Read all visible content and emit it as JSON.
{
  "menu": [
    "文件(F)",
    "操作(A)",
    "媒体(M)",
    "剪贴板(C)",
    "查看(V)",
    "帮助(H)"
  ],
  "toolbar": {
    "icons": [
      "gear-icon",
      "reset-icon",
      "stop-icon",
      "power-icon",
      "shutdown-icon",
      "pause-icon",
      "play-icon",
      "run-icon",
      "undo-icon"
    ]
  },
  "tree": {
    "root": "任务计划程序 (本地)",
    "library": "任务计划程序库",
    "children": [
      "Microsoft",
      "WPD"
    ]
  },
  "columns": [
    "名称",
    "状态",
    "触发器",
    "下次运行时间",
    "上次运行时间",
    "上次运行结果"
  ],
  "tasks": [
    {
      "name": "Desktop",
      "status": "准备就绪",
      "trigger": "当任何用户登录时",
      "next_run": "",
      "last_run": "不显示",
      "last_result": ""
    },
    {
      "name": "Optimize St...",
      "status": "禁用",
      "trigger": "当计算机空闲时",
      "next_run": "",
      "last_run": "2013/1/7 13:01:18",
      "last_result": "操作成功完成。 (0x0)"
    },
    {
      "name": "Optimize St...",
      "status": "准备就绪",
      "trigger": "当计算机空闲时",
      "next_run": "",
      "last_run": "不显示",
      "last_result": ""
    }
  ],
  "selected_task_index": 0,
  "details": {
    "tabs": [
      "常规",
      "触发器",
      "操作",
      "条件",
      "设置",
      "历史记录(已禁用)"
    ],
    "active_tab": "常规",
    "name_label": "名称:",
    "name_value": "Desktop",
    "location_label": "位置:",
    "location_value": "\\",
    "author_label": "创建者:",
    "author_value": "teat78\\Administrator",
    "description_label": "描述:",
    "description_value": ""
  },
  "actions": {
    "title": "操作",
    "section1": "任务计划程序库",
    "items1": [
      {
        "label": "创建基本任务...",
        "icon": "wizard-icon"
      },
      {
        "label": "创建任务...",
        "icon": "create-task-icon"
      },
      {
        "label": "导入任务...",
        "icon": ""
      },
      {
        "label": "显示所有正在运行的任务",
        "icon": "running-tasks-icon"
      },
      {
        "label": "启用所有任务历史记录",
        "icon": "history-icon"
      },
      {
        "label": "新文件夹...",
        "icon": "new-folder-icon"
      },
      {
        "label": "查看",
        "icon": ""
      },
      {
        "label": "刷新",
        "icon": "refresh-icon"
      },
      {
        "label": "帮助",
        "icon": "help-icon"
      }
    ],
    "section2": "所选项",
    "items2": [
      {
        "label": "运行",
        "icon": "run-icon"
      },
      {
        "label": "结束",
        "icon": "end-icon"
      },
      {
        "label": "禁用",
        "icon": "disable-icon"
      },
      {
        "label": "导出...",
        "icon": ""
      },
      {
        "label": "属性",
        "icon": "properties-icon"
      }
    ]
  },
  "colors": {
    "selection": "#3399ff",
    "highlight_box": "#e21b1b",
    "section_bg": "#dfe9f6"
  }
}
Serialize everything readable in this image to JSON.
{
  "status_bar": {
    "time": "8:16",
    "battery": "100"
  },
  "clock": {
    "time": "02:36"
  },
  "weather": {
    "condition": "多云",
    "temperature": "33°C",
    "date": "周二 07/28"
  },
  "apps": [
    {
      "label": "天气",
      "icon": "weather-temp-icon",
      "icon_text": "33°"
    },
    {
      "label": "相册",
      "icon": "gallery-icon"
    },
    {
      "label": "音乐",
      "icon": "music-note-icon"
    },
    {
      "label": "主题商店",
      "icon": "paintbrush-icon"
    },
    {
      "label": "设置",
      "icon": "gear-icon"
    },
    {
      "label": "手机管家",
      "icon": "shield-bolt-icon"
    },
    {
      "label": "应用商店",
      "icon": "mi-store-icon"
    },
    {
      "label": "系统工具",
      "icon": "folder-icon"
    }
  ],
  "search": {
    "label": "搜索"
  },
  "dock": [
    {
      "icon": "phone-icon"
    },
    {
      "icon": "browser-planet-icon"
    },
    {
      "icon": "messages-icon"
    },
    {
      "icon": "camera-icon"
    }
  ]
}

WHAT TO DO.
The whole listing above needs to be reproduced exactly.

OUTPUT FOR THIS TASK.
Read all visible content and emit it as JSON.
{
  "menu": [
    "文件(F)",
    "操作(A)",
    "媒体(M)",
    "剪贴板(C)",
    "查看(V)",
    "帮助(H)"
  ],
  "toolbar": {
    "icons": [
      "gear-icon",
      "reset-icon",
      "stop-icon",
      "power-icon",
      "shutdown-icon",
      "pause-icon",
      "play-icon",
      "run-icon",
      "undo-icon"
    ]
  },
  "tree": {
    "root": "任务计划程序 (本地)",
    "library": "任务计划程序库",
    "children": [
      "Microsoft",
      "WPD"
    ]
  },
  "columns": [
    "名称",
    "状态",
    "触发器",
    "下次运行时间",
    "上次运行时间",
    "上次运行结果"
  ],
  "tasks": [
    {
      "name": "Desktop",
      "status": "准备就绪",
      "trigger": "当任何用户登录时",
      "next_run": "",
      "last_run": "不显示",
      "last_result": ""
    },
    {
      "name": "Optimize St...",
      "status": "禁用",
      "trigger": "当计算机空闲时",
      "next_run": "",
      "last_run": "2013/1/7 13:01:18",
      "last_result": "操作成功完成。 (0x0)"
    },
    {
      "name": "Optimize St...",
      "status": "准备就绪",
      "trigger": "当计算机空闲时",
      "next_run": "",
      "last_run": "不显示",
      "last_result": ""
    }
  ],
  "selected_task_index": 0,
  "details": {
    "tabs": [
      "常规",
      "触发器",
      "操作",
      "条件",
      "设置",
      "历史记录(已禁用)"
    ],
    "active_tab": "常规",
    "name_label": "名称:",
    "name_value": "Desktop",
    "location_label": "位置:",
    "location_value": "\\",
    "author_label": "创建者:",
    "author_value": "teat78\\Administrator",
    "description_label": "描述:",
    "description_value": ""
  },
  "actions": {
    "title": "操作",
    "section1": "任务计划程序库",
    "items1": [
      {
        "label": "创建基本任务...",
        "icon": "wizard-icon"
      },
      {
        "label": "创建任务...",
        "icon": "create-task-icon"
      },
      {
        "label": "导入任务...",
        "icon": ""
      },
      {
        "label": "显示所有正在运行的任务",
        "icon": "running-tasks-icon"
      },
      {
        "label": "启用所有任务历史记录",
        "icon": "history-icon"
      },
      {
        "label": "新文件夹...",
        "icon": "new-folder-icon"
      },
      {
        "label": "查看",
        "icon": ""
      },
      {
        "label": "刷新",
        "icon": "refresh-icon"
      },
      {
        "label": "帮助",
        "icon": "help-icon"
      }
    ],
    "section2": "所选项",
    "items2": [
      {
        "label": "运行",
        "icon": "run-icon"
      },
      {
        "label": "结束",
        "icon": "end-icon"
      },
      {
        "label": "禁用",
        "icon": "disable-icon"
      },
      {
        "label": "导出...",
        "icon": ""
      },
      {
        "label": "属性",
        "icon": "properties-icon"
      }
    ]
  },
  "colors": {
    "selection": "#3399ff",
    "highlight_box": "#e21b1b",
    "section_bg": "#dfe9f6"
  }
}
Serialize everything readable in this image to JSON.
{
  "status_bar": {
    "time": "8:16",
    "battery": "100"
  },
  "clock": {
    "time": "02:36"
  },
  "weather": {
    "condition": "多云",
    "temperature": "33°C",
    "date": "周二 07/28"
  },
  "apps": [
    {
      "label": "天气",
      "icon": "weather-temp-icon",
      "icon_text": "33°"
    },
    {
      "label": "相册",
      "icon": "gallery-icon"
    },
    {
      "label": "音乐",
      "icon": "music-note-icon"
    },
    {
      "label": "主题商店",
      "icon": "paintbrush-icon"
    },
    {
      "label": "设置",
      "icon": "gear-icon"
    },
    {
      "label": "手机管家",
      "icon": "shield-bolt-icon"
    },
    {
      "label": "应用商店",
      "icon": "mi-store-icon"
    },
    {
      "label": "系统工具",
      "icon": "folder-icon"
    }
  ],
  "search": {
    "label": "搜索"
  },
  "dock": [
    {
      "icon": "phone-icon"
    },
    {
      "icon": "browser-planet-icon"
    },
    {
      "icon": "messages-icon"
    },
    {
      "icon": "camera-icon"
    }
  ]
}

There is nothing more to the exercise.